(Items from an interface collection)
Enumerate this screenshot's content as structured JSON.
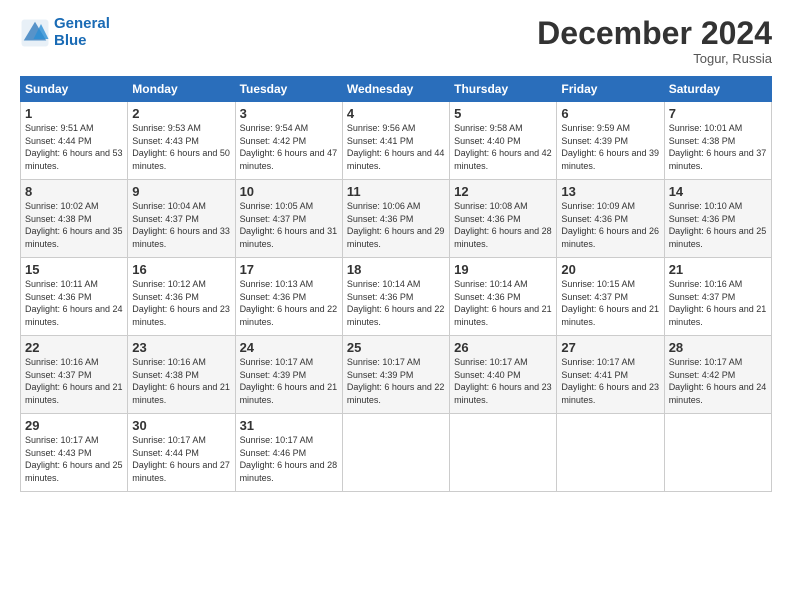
{
  "logo": {
    "line1": "General",
    "line2": "Blue"
  },
  "title": "December 2024",
  "location": "Togur, Russia",
  "days_header": [
    "Sunday",
    "Monday",
    "Tuesday",
    "Wednesday",
    "Thursday",
    "Friday",
    "Saturday"
  ],
  "weeks": [
    [
      {
        "day": "1",
        "rise": "Sunrise: 9:51 AM",
        "set": "Sunset: 4:44 PM",
        "daylight": "Daylight: 6 hours and 53 minutes."
      },
      {
        "day": "2",
        "rise": "Sunrise: 9:53 AM",
        "set": "Sunset: 4:43 PM",
        "daylight": "Daylight: 6 hours and 50 minutes."
      },
      {
        "day": "3",
        "rise": "Sunrise: 9:54 AM",
        "set": "Sunset: 4:42 PM",
        "daylight": "Daylight: 6 hours and 47 minutes."
      },
      {
        "day": "4",
        "rise": "Sunrise: 9:56 AM",
        "set": "Sunset: 4:41 PM",
        "daylight": "Daylight: 6 hours and 44 minutes."
      },
      {
        "day": "5",
        "rise": "Sunrise: 9:58 AM",
        "set": "Sunset: 4:40 PM",
        "daylight": "Daylight: 6 hours and 42 minutes."
      },
      {
        "day": "6",
        "rise": "Sunrise: 9:59 AM",
        "set": "Sunset: 4:39 PM",
        "daylight": "Daylight: 6 hours and 39 minutes."
      },
      {
        "day": "7",
        "rise": "Sunrise: 10:01 AM",
        "set": "Sunset: 4:38 PM",
        "daylight": "Daylight: 6 hours and 37 minutes."
      }
    ],
    [
      {
        "day": "8",
        "rise": "Sunrise: 10:02 AM",
        "set": "Sunset: 4:38 PM",
        "daylight": "Daylight: 6 hours and 35 minutes."
      },
      {
        "day": "9",
        "rise": "Sunrise: 10:04 AM",
        "set": "Sunset: 4:37 PM",
        "daylight": "Daylight: 6 hours and 33 minutes."
      },
      {
        "day": "10",
        "rise": "Sunrise: 10:05 AM",
        "set": "Sunset: 4:37 PM",
        "daylight": "Daylight: 6 hours and 31 minutes."
      },
      {
        "day": "11",
        "rise": "Sunrise: 10:06 AM",
        "set": "Sunset: 4:36 PM",
        "daylight": "Daylight: 6 hours and 29 minutes."
      },
      {
        "day": "12",
        "rise": "Sunrise: 10:08 AM",
        "set": "Sunset: 4:36 PM",
        "daylight": "Daylight: 6 hours and 28 minutes."
      },
      {
        "day": "13",
        "rise": "Sunrise: 10:09 AM",
        "set": "Sunset: 4:36 PM",
        "daylight": "Daylight: 6 hours and 26 minutes."
      },
      {
        "day": "14",
        "rise": "Sunrise: 10:10 AM",
        "set": "Sunset: 4:36 PM",
        "daylight": "Daylight: 6 hours and 25 minutes."
      }
    ],
    [
      {
        "day": "15",
        "rise": "Sunrise: 10:11 AM",
        "set": "Sunset: 4:36 PM",
        "daylight": "Daylight: 6 hours and 24 minutes."
      },
      {
        "day": "16",
        "rise": "Sunrise: 10:12 AM",
        "set": "Sunset: 4:36 PM",
        "daylight": "Daylight: 6 hours and 23 minutes."
      },
      {
        "day": "17",
        "rise": "Sunrise: 10:13 AM",
        "set": "Sunset: 4:36 PM",
        "daylight": "Daylight: 6 hours and 22 minutes."
      },
      {
        "day": "18",
        "rise": "Sunrise: 10:14 AM",
        "set": "Sunset: 4:36 PM",
        "daylight": "Daylight: 6 hours and 22 minutes."
      },
      {
        "day": "19",
        "rise": "Sunrise: 10:14 AM",
        "set": "Sunset: 4:36 PM",
        "daylight": "Daylight: 6 hours and 21 minutes."
      },
      {
        "day": "20",
        "rise": "Sunrise: 10:15 AM",
        "set": "Sunset: 4:37 PM",
        "daylight": "Daylight: 6 hours and 21 minutes."
      },
      {
        "day": "21",
        "rise": "Sunrise: 10:16 AM",
        "set": "Sunset: 4:37 PM",
        "daylight": "Daylight: 6 hours and 21 minutes."
      }
    ],
    [
      {
        "day": "22",
        "rise": "Sunrise: 10:16 AM",
        "set": "Sunset: 4:37 PM",
        "daylight": "Daylight: 6 hours and 21 minutes."
      },
      {
        "day": "23",
        "rise": "Sunrise: 10:16 AM",
        "set": "Sunset: 4:38 PM",
        "daylight": "Daylight: 6 hours and 21 minutes."
      },
      {
        "day": "24",
        "rise": "Sunrise: 10:17 AM",
        "set": "Sunset: 4:39 PM",
        "daylight": "Daylight: 6 hours and 21 minutes."
      },
      {
        "day": "25",
        "rise": "Sunrise: 10:17 AM",
        "set": "Sunset: 4:39 PM",
        "daylight": "Daylight: 6 hours and 22 minutes."
      },
      {
        "day": "26",
        "rise": "Sunrise: 10:17 AM",
        "set": "Sunset: 4:40 PM",
        "daylight": "Daylight: 6 hours and 23 minutes."
      },
      {
        "day": "27",
        "rise": "Sunrise: 10:17 AM",
        "set": "Sunset: 4:41 PM",
        "daylight": "Daylight: 6 hours and 23 minutes."
      },
      {
        "day": "28",
        "rise": "Sunrise: 10:17 AM",
        "set": "Sunset: 4:42 PM",
        "daylight": "Daylight: 6 hours and 24 minutes."
      }
    ],
    [
      {
        "day": "29",
        "rise": "Sunrise: 10:17 AM",
        "set": "Sunset: 4:43 PM",
        "daylight": "Daylight: 6 hours and 25 minutes."
      },
      {
        "day": "30",
        "rise": "Sunrise: 10:17 AM",
        "set": "Sunset: 4:44 PM",
        "daylight": "Daylight: 6 hours and 27 minutes."
      },
      {
        "day": "31",
        "rise": "Sunrise: 10:17 AM",
        "set": "Sunset: 4:46 PM",
        "daylight": "Daylight: 6 hours and 28 minutes."
      },
      null,
      null,
      null,
      null
    ]
  ]
}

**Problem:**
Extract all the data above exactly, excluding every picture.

**Response area:**
Enumerate this screenshot's content as structured JSON.
{
  "logo": {
    "line1": "General",
    "line2": "Blue"
  },
  "title": "December 2024",
  "location": "Togur, Russia",
  "days_header": [
    "Sunday",
    "Monday",
    "Tuesday",
    "Wednesday",
    "Thursday",
    "Friday",
    "Saturday"
  ],
  "weeks": [
    [
      {
        "day": "1",
        "rise": "Sunrise: 9:51 AM",
        "set": "Sunset: 4:44 PM",
        "daylight": "Daylight: 6 hours and 53 minutes."
      },
      {
        "day": "2",
        "rise": "Sunrise: 9:53 AM",
        "set": "Sunset: 4:43 PM",
        "daylight": "Daylight: 6 hours and 50 minutes."
      },
      {
        "day": "3",
        "rise": "Sunrise: 9:54 AM",
        "set": "Sunset: 4:42 PM",
        "daylight": "Daylight: 6 hours and 47 minutes."
      },
      {
        "day": "4",
        "rise": "Sunrise: 9:56 AM",
        "set": "Sunset: 4:41 PM",
        "daylight": "Daylight: 6 hours and 44 minutes."
      },
      {
        "day": "5",
        "rise": "Sunrise: 9:58 AM",
        "set": "Sunset: 4:40 PM",
        "daylight": "Daylight: 6 hours and 42 minutes."
      },
      {
        "day": "6",
        "rise": "Sunrise: 9:59 AM",
        "set": "Sunset: 4:39 PM",
        "daylight": "Daylight: 6 hours and 39 minutes."
      },
      {
        "day": "7",
        "rise": "Sunrise: 10:01 AM",
        "set": "Sunset: 4:38 PM",
        "daylight": "Daylight: 6 hours and 37 minutes."
      }
    ],
    [
      {
        "day": "8",
        "rise": "Sunrise: 10:02 AM",
        "set": "Sunset: 4:38 PM",
        "daylight": "Daylight: 6 hours and 35 minutes."
      },
      {
        "day": "9",
        "rise": "Sunrise: 10:04 AM",
        "set": "Sunset: 4:37 PM",
        "daylight": "Daylight: 6 hours and 33 minutes."
      },
      {
        "day": "10",
        "rise": "Sunrise: 10:05 AM",
        "set": "Sunset: 4:37 PM",
        "daylight": "Daylight: 6 hours and 31 minutes."
      },
      {
        "day": "11",
        "rise": "Sunrise: 10:06 AM",
        "set": "Sunset: 4:36 PM",
        "daylight": "Daylight: 6 hours and 29 minutes."
      },
      {
        "day": "12",
        "rise": "Sunrise: 10:08 AM",
        "set": "Sunset: 4:36 PM",
        "daylight": "Daylight: 6 hours and 28 minutes."
      },
      {
        "day": "13",
        "rise": "Sunrise: 10:09 AM",
        "set": "Sunset: 4:36 PM",
        "daylight": "Daylight: 6 hours and 26 minutes."
      },
      {
        "day": "14",
        "rise": "Sunrise: 10:10 AM",
        "set": "Sunset: 4:36 PM",
        "daylight": "Daylight: 6 hours and 25 minutes."
      }
    ],
    [
      {
        "day": "15",
        "rise": "Sunrise: 10:11 AM",
        "set": "Sunset: 4:36 PM",
        "daylight": "Daylight: 6 hours and 24 minutes."
      },
      {
        "day": "16",
        "rise": "Sunrise: 10:12 AM",
        "set": "Sunset: 4:36 PM",
        "daylight": "Daylight: 6 hours and 23 minutes."
      },
      {
        "day": "17",
        "rise": "Sunrise: 10:13 AM",
        "set": "Sunset: 4:36 PM",
        "daylight": "Daylight: 6 hours and 22 minutes."
      },
      {
        "day": "18",
        "rise": "Sunrise: 10:14 AM",
        "set": "Sunset: 4:36 PM",
        "daylight": "Daylight: 6 hours and 22 minutes."
      },
      {
        "day": "19",
        "rise": "Sunrise: 10:14 AM",
        "set": "Sunset: 4:36 PM",
        "daylight": "Daylight: 6 hours and 21 minutes."
      },
      {
        "day": "20",
        "rise": "Sunrise: 10:15 AM",
        "set": "Sunset: 4:37 PM",
        "daylight": "Daylight: 6 hours and 21 minutes."
      },
      {
        "day": "21",
        "rise": "Sunrise: 10:16 AM",
        "set": "Sunset: 4:37 PM",
        "daylight": "Daylight: 6 hours and 21 minutes."
      }
    ],
    [
      {
        "day": "22",
        "rise": "Sunrise: 10:16 AM",
        "set": "Sunset: 4:37 PM",
        "daylight": "Daylight: 6 hours and 21 minutes."
      },
      {
        "day": "23",
        "rise": "Sunrise: 10:16 AM",
        "set": "Sunset: 4:38 PM",
        "daylight": "Daylight: 6 hours and 21 minutes."
      },
      {
        "day": "24",
        "rise": "Sunrise: 10:17 AM",
        "set": "Sunset: 4:39 PM",
        "daylight": "Daylight: 6 hours and 21 minutes."
      },
      {
        "day": "25",
        "rise": "Sunrise: 10:17 AM",
        "set": "Sunset: 4:39 PM",
        "daylight": "Daylight: 6 hours and 22 minutes."
      },
      {
        "day": "26",
        "rise": "Sunrise: 10:17 AM",
        "set": "Sunset: 4:40 PM",
        "daylight": "Daylight: 6 hours and 23 minutes."
      },
      {
        "day": "27",
        "rise": "Sunrise: 10:17 AM",
        "set": "Sunset: 4:41 PM",
        "daylight": "Daylight: 6 hours and 23 minutes."
      },
      {
        "day": "28",
        "rise": "Sunrise: 10:17 AM",
        "set": "Sunset: 4:42 PM",
        "daylight": "Daylight: 6 hours and 24 minutes."
      }
    ],
    [
      {
        "day": "29",
        "rise": "Sunrise: 10:17 AM",
        "set": "Sunset: 4:43 PM",
        "daylight": "Daylight: 6 hours and 25 minutes."
      },
      {
        "day": "30",
        "rise": "Sunrise: 10:17 AM",
        "set": "Sunset: 4:44 PM",
        "daylight": "Daylight: 6 hours and 27 minutes."
      },
      {
        "day": "31",
        "rise": "Sunrise: 10:17 AM",
        "set": "Sunset: 4:46 PM",
        "daylight": "Daylight: 6 hours and 28 minutes."
      },
      null,
      null,
      null,
      null
    ]
  ]
}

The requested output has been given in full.